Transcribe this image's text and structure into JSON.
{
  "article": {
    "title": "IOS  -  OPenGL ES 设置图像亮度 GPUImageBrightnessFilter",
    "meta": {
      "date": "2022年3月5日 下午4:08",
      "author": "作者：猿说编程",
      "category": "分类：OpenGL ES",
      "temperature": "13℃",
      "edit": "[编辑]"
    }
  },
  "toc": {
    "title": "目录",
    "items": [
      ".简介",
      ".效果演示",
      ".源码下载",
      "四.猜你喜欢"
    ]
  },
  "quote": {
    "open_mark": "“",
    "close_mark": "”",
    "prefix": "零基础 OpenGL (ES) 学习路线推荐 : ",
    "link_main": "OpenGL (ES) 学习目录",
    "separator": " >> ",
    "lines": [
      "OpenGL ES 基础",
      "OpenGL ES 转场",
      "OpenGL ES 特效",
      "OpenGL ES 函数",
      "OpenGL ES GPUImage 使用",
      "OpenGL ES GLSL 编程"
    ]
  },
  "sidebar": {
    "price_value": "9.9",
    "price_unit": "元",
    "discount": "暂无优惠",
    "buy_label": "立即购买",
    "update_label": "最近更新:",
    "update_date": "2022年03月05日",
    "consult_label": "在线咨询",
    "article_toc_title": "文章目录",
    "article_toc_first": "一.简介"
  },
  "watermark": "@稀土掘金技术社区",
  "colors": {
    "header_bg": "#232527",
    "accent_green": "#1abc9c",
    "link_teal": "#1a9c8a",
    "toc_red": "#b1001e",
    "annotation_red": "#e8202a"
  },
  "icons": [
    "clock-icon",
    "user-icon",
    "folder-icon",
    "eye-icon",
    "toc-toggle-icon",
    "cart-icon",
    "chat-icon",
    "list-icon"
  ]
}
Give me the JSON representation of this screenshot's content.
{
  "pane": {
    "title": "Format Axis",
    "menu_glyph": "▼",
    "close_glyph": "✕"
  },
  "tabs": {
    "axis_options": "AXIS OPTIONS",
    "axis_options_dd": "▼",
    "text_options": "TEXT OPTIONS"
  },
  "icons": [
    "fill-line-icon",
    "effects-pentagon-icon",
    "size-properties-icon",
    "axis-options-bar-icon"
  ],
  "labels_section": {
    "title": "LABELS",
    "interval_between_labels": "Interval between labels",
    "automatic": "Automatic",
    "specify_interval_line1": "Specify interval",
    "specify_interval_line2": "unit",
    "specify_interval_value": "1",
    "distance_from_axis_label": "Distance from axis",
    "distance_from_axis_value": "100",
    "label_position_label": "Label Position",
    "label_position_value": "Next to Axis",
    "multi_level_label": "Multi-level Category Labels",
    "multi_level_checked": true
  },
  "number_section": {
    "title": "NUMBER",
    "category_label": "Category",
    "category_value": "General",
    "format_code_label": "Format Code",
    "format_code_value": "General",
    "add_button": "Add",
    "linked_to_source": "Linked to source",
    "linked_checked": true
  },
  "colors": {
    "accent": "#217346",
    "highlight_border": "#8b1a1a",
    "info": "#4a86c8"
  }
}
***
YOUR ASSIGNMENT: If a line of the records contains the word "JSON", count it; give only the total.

TASK RESPONSE: 2